Back in the days when I hated my job, when I was out the door at 5 p.m. without a moment's hesitation, I always had room in my life for my friends and family. I responded to emails with long sweeping paragraphs rather than short, barely grammatically correct sentences. I spent hours searching for the perfect birthday card that truly encapsulated our friendship rather than using a blank stationary card hiding in the back of my linen closet that would inevitably arrive a week late. I talked to my mom at least 20 minutes every night rather than just the 6 minutes it takes to walk home from work.
I miss it. Miss those little pockets of meaningful human interaction that make life rich and full and beautiful.

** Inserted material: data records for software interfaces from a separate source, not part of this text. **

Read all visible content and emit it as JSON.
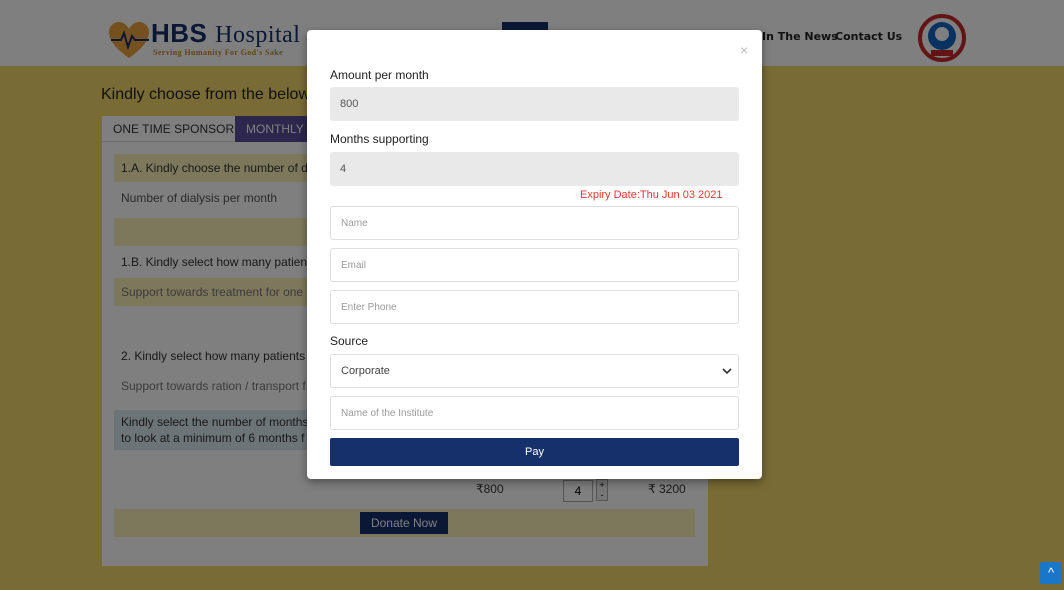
{
  "header": {
    "logo": {
      "brand_bold": "HBS",
      "brand_rest": "Hospital",
      "tagline": "Serving Humanity For God's Sake"
    },
    "nav": [
      {
        "label": "In The News"
      },
      {
        "label": "Contact Us"
      }
    ]
  },
  "page": {
    "intro": "Kindly choose from the below c",
    "tabs": [
      {
        "label": "ONE TIME SPONSOR"
      },
      {
        "label": "MONTHLY S"
      }
    ],
    "rows": [
      "1.A. Kindly choose the number of di",
      "Number of dialysis per month",
      "1.B. Kindly select how many patient",
      "Support towards treatment for one",
      "2. Kindly select how many patients",
      "Support towards ration / transport f"
    ],
    "months_note_line1": "Kindly select the number of months",
    "months_note_line2": "to look at a minimum of 6 months f",
    "amount": "₹800",
    "months_value": "4",
    "total": "₹ 3200",
    "stepper_up": "+",
    "stepper_down": "-",
    "donate_label": "Donate Now"
  },
  "modal": {
    "close_glyph": "×",
    "amount_label": "Amount per month",
    "amount_value": "800",
    "months_label": "Months supporting",
    "months_value": "4",
    "expiry": "Expiry Date:Thu Jun 03 2021",
    "name_placeholder": "Name",
    "email_placeholder": "Email",
    "phone_placeholder": "Enter Phone",
    "source_label": "Source",
    "source_value": "Corporate",
    "institute_placeholder": "Name of the Institute",
    "pay_label": "Pay"
  },
  "scroll_top_glyph": "^",
  "colors": {
    "brand_navy": "#16306b",
    "page_yellow": "#f2d66b",
    "tab_purple": "#5a4d9a",
    "expiry_red": "#e53935"
  }
}
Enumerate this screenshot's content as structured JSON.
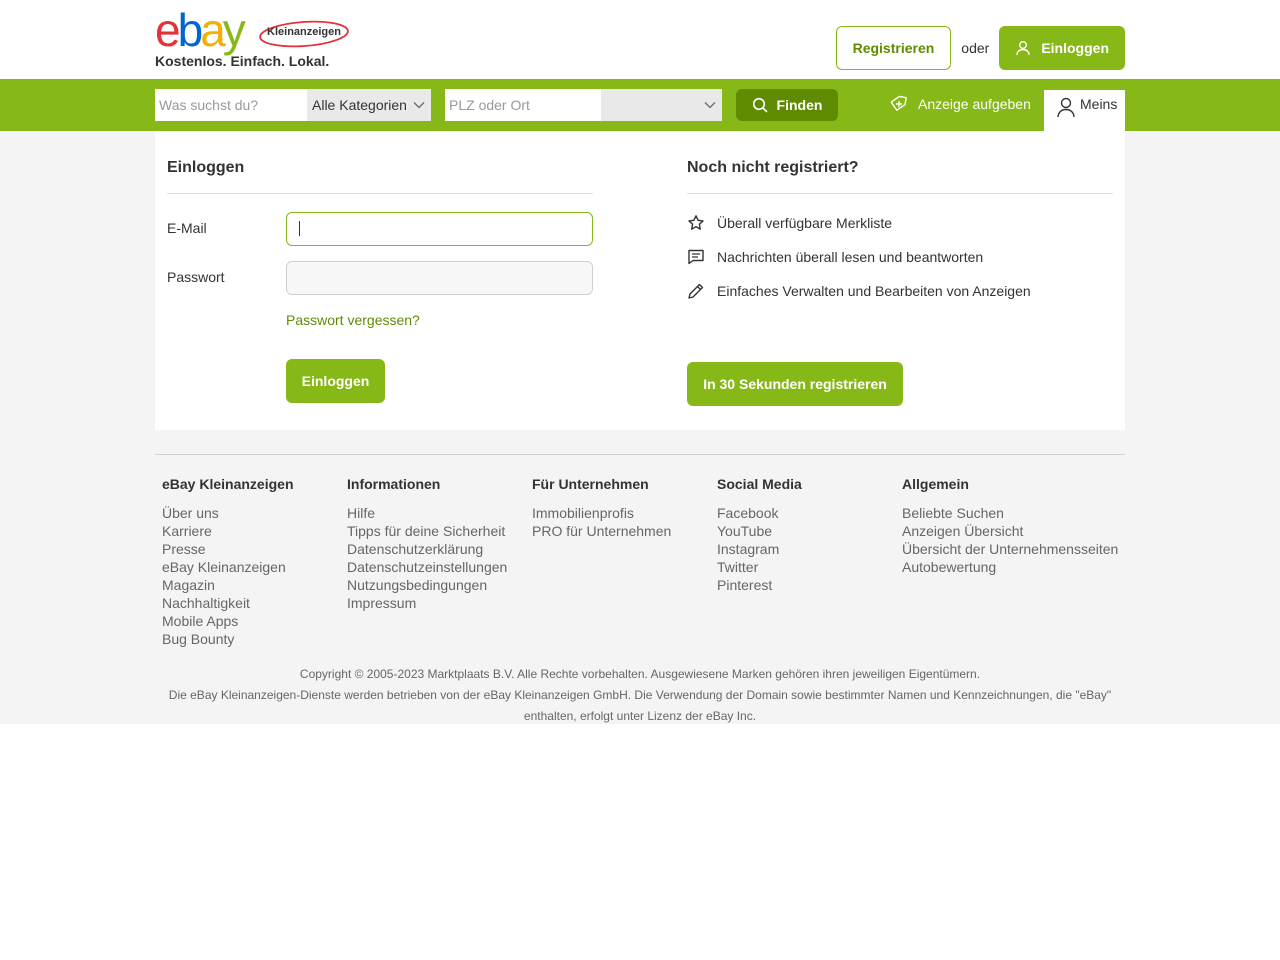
{
  "header": {
    "logo_text": [
      "e",
      "b",
      "a",
      "y"
    ],
    "logo_badge": "Kleinanzeigen",
    "tagline": "Kostenlos. Einfach. Lokal.",
    "register_label": "Registrieren",
    "or_label": "oder",
    "login_label": "Einloggen"
  },
  "nav": {
    "search_placeholder": "Was suchst du?",
    "category_value": "Alle Kategorien",
    "location_placeholder": "PLZ oder Ort",
    "radius_value": "",
    "find_label": "Finden",
    "post_ad_label": "Anzeige aufgeben",
    "meins_label": "Meins"
  },
  "login": {
    "title": "Einloggen",
    "email_label": "E-Mail",
    "email_value": "",
    "password_label": "Passwort",
    "password_value": "",
    "forgot_label": "Passwort vergessen?",
    "submit_label": "Einloggen"
  },
  "register": {
    "title": "Noch nicht registriert?",
    "features": [
      {
        "icon": "star-icon",
        "label": "Überall verfügbare Merkliste"
      },
      {
        "icon": "message-icon",
        "label": "Nachrichten überall lesen und beantworten"
      },
      {
        "icon": "pencil-icon",
        "label": "Einfaches Verwalten und Bearbeiten von Anzeigen"
      }
    ],
    "submit_label": "In 30 Sekunden registrieren"
  },
  "footer": {
    "columns": [
      {
        "title": "eBay Kleinanzeigen",
        "links": [
          "Über uns",
          "Karriere",
          "Presse",
          "eBay Kleinanzeigen",
          "Magazin",
          "Nachhaltigkeit",
          "Mobile Apps",
          "Bug Bounty"
        ]
      },
      {
        "title": "Informationen",
        "links": [
          "Hilfe",
          "Tipps für deine Sicherheit",
          "Datenschutzerklärung",
          "Datenschutzeinstellungen",
          "Nutzungsbedingungen",
          "Impressum"
        ]
      },
      {
        "title": "Für Unternehmen",
        "links": [
          "Immobilienprofis",
          "PRO für Unternehmen"
        ]
      },
      {
        "title": "Social Media",
        "links": [
          "Facebook",
          "YouTube",
          "Instagram",
          "Twitter",
          "Pinterest"
        ]
      },
      {
        "title": "Allgemein",
        "links": [
          "Beliebte Suchen",
          "Anzeigen Übersicht",
          "Übersicht der Unternehmensseiten",
          "Autobewertung"
        ]
      }
    ],
    "copyright_line1": "Copyright © 2005-2023 Marktplaats B.V. Alle Rechte vorbehalten. Ausgewiesene Marken gehören ihren jeweiligen Eigentümern.",
    "copyright_line2": "Die eBay Kleinanzeigen-Dienste werden betrieben von der eBay Kleinanzeigen GmbH. Die Verwendung der Domain sowie bestimmter Namen und Kennzeichnungen, die \"eBay\" enthalten, erfolgt unter Lizenz der eBay Inc."
  },
  "colors": {
    "brand_green": "#86b817",
    "dark_green": "#5f8b00",
    "logo_red": "#e53238",
    "logo_blue": "#0064d2",
    "logo_yellow": "#f5af02",
    "logo_green": "#86b817"
  }
}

On Friday night, I told one of my dearest friends, someone who loved me even when I wore a furry black Kangol hat in an unironic way during college, that I couldn't go to her fundraiser the following night because... I was tired. I let another friend tell me she missed our friendship without immediately leaping up and telling her that I missed her too. And, so distracted by the errant threads of stress from my professional day, I forgot to lock my car door.
I stumbled into my apartment in a sleep-deprived stupor, the intensity of that last hour at the office and astringent words from well-meaning friends, gnawing away at my conscience.
I knew something was wrong. Knew I was wrong. Knew I was teetering on the edge of regret and missed opportunities. It was a horrible, sickening feeling -- impending loss.
When I woke up the next morning, more rested and emotionally stable, a singular thought entered into my head that instantly put my mind and heart at ease.
As I strode down the street, running toward yet another early morning Bar Method class, it occurred to me that life is so much easier when you remember that all that really matters is being a good person.
Whether it's going to a best friend's fundraiser because it's important to her. Finding the time to gorge on pasta, wine and gossip on a school night rather than pushing it to the back burner until it's convenient.
Or baking banana bread for your dad on his birthday.
From Smitten Kitchen
3 large ripe bananas (think very yellow and freckled)
1 large egg
1/3 cup virgin coconut oil, warmed into a liquid
1/3 cup golden brown sugar
1/3 cup maple syrup
1 teaspoon vanilla extract
1 teaspoon baking soda
1/4 cup table salt
1 heaping teaspoon cinnamon (I always heap my cinnamon!)
1/4 teaspoon nutmeg
Pinch of ground cloves
1 1/2 cups white whole-wheat flour
1/4 cup uncooked millet
Preheat oven to 350 degrees and grease a 9x5-inch loaf pan with softened butter.
In a large bowl, combine flour, baking soda, salt, cinnamon, nutmeg, and ground cloves. Whisk together to aerate, then set aside.
Chop bananas into manageable pieces and place into a large ball. Using a fork or potato masher, mash bananas until they reach a pudding-like consistency with very few lumps. Whisk in the egg, then oil, brown sugar, syrup, and vanilla extract. Stir in the flour mixture until just combined, taking caution not to overmix. Gently stir in the millet.
Pour the batter into the prepared pan and bake until the top is golden brown and crackly, approximately 40-50 minutes. Test with a toothpick -- it should come out completely clean. Cool loaf in the pan on the rack, then invert onto a piece of foil. Wrap tightly and keep at room temperature - siphoning off a slice at a time for the next few days.